▶ **EXERCISE PROMPT**: Copy each line below that contains "JSON".

[Website and app data records]
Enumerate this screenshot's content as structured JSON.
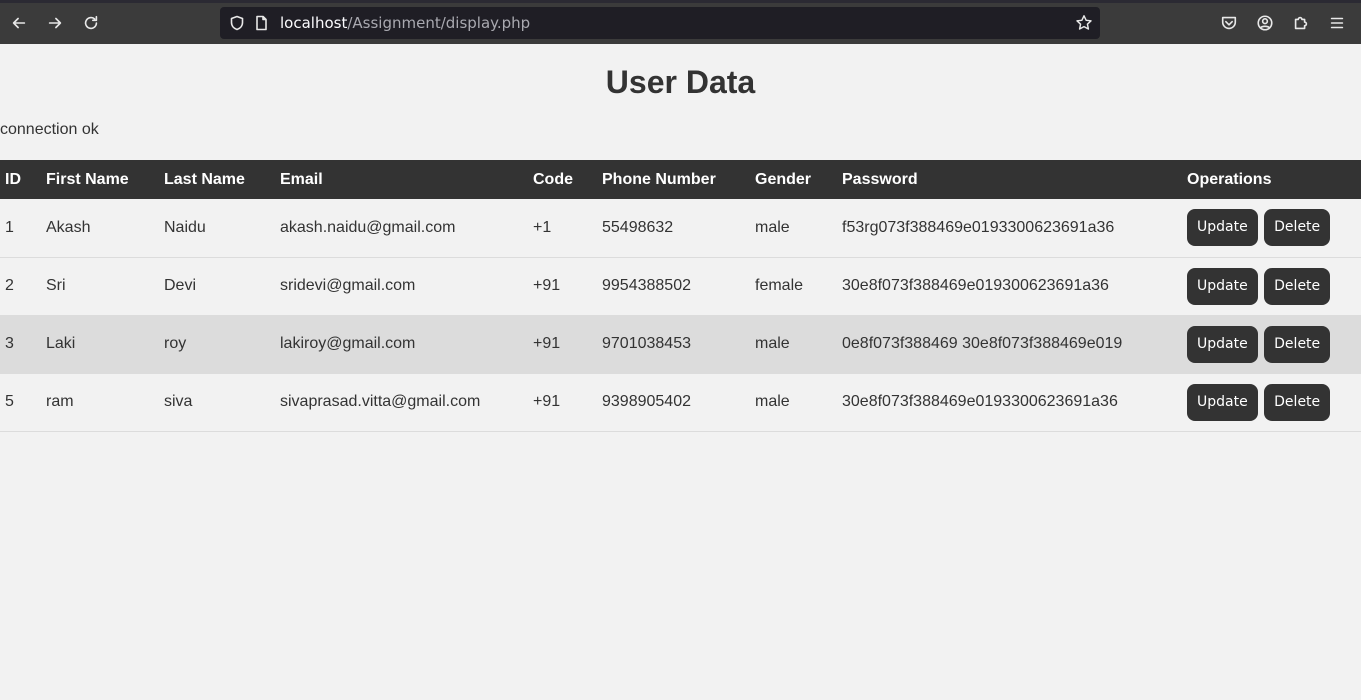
{
  "browser": {
    "url_host": "localhost",
    "url_path": "/Assignment/display.php"
  },
  "page": {
    "title": "User Data",
    "status": "connection ok"
  },
  "table": {
    "headers": [
      "ID",
      "First Name",
      "Last Name",
      "Email",
      "Code",
      "Phone Number",
      "Gender",
      "Password",
      "Operations"
    ],
    "rows": [
      {
        "id": "1",
        "first": "Akash",
        "last": "Naidu",
        "email": "akash.naidu@gmail.com",
        "code": "+1",
        "phone": "55498632",
        "gender": "male",
        "password": "f53rg073f388469e0193300623691a36"
      },
      {
        "id": "2",
        "first": "Sri",
        "last": "Devi",
        "email": "sridevi@gmail.com",
        "code": "+91",
        "phone": "9954388502",
        "gender": "female",
        "password": "30e8f073f388469e019300623691a36"
      },
      {
        "id": "3",
        "first": "Laki",
        "last": "roy",
        "email": "lakiroy@gmail.com",
        "code": "+91",
        "phone": "9701038453",
        "gender": "male",
        "password": "0e8f073f388469 30e8f073f388469e019"
      },
      {
        "id": "5",
        "first": "ram",
        "last": "siva",
        "email": "sivaprasad.vitta@gmail.com",
        "code": "+91",
        "phone": "9398905402",
        "gender": "male",
        "password": "30e8f073f388469e0193300623691a36"
      }
    ],
    "update_label": "Update",
    "delete_label": "Delete"
  }
}
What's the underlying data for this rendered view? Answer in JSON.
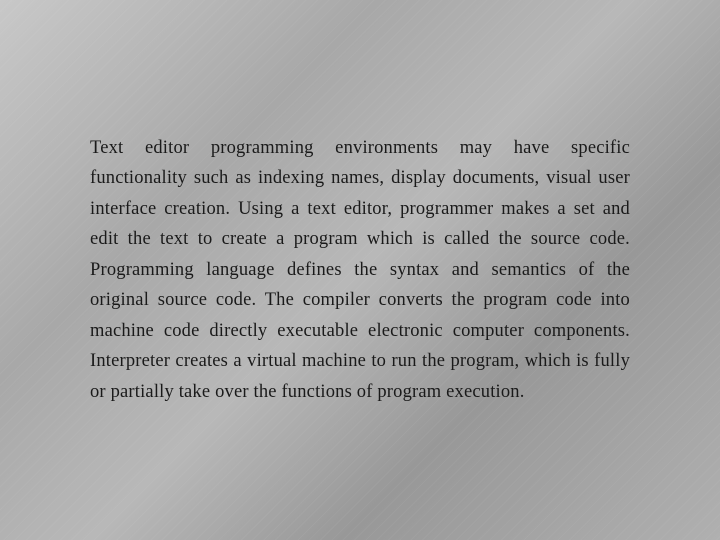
{
  "background": {
    "color_start": "#c8c8c8",
    "color_end": "#989898"
  },
  "content": {
    "paragraph": "Text editor programming environments may have specific functionality such as indexing names, display documents, visual user interface creation. Using a text editor, programmer makes a set and edit the text to create a program which is called the source code. Programming language defines the syntax and semantics of the original source code. The compiler converts the program code into machine code directly executable electronic computer components. Interpreter creates a virtual machine to run the program, which is fully or partially take over the functions of program execution."
  }
}
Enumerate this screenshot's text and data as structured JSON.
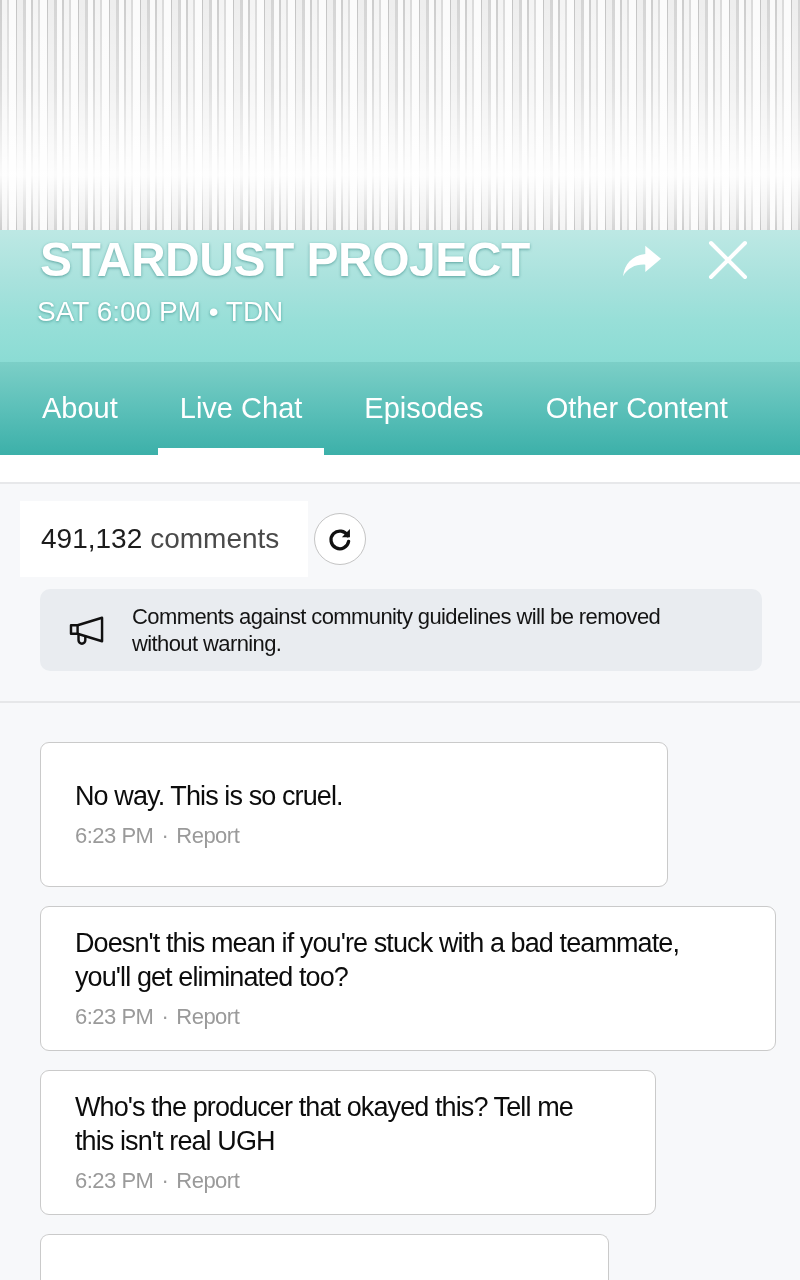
{
  "header": {
    "title": "STARDUST PROJECT",
    "subtitle": "SAT 6:00 PM • TDN"
  },
  "tabs": [
    {
      "label": "About",
      "selected": false
    },
    {
      "label": "Live Chat",
      "selected": true
    },
    {
      "label": "Episodes",
      "selected": false
    },
    {
      "label": "Other Content",
      "selected": false
    }
  ],
  "comment_count": {
    "number": "491,132",
    "label": "comments"
  },
  "notice": {
    "text": "Comments against community guidelines will be removed without warning."
  },
  "comments": [
    {
      "kind": "message",
      "text": "No way. This is so cruel.",
      "time": "6:23 PM",
      "separator": "·",
      "action": "Report"
    },
    {
      "kind": "message",
      "text": "Doesn't this mean if you're stuck with a bad teammate, you'll get eliminated too?",
      "time": "6:23 PM",
      "separator": "·",
      "action": "Report"
    },
    {
      "kind": "message",
      "text": "Who's the producer that okayed this? Tell me this isn't real UGH",
      "time": "6:23 PM",
      "separator": "·",
      "action": "Report"
    },
    {
      "kind": "cut_off"
    }
  ]
}
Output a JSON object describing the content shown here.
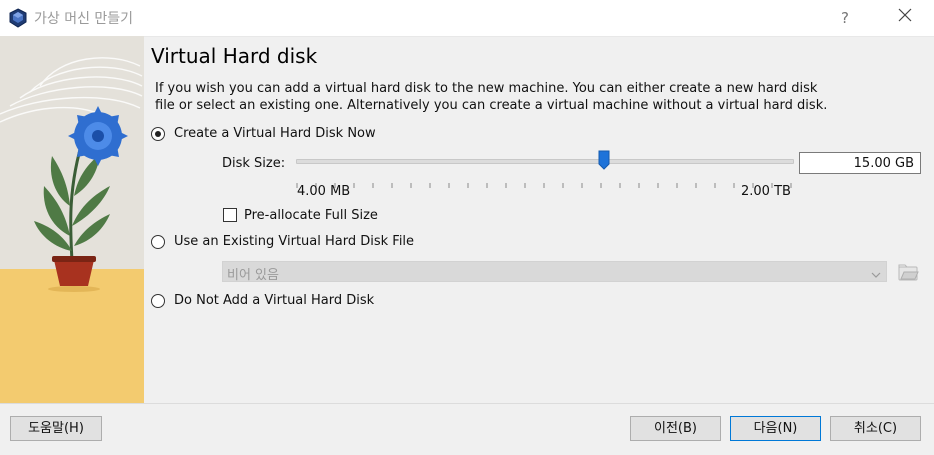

▶ **RESPONSE AREA**:
Enumerate this screenshot's content as structured JSON.
What's the underlying data for this rendered view? Answer in JSON.
Enumerate this screenshot's text and data as structured JSON.
Output a JSON object describing the content shown here.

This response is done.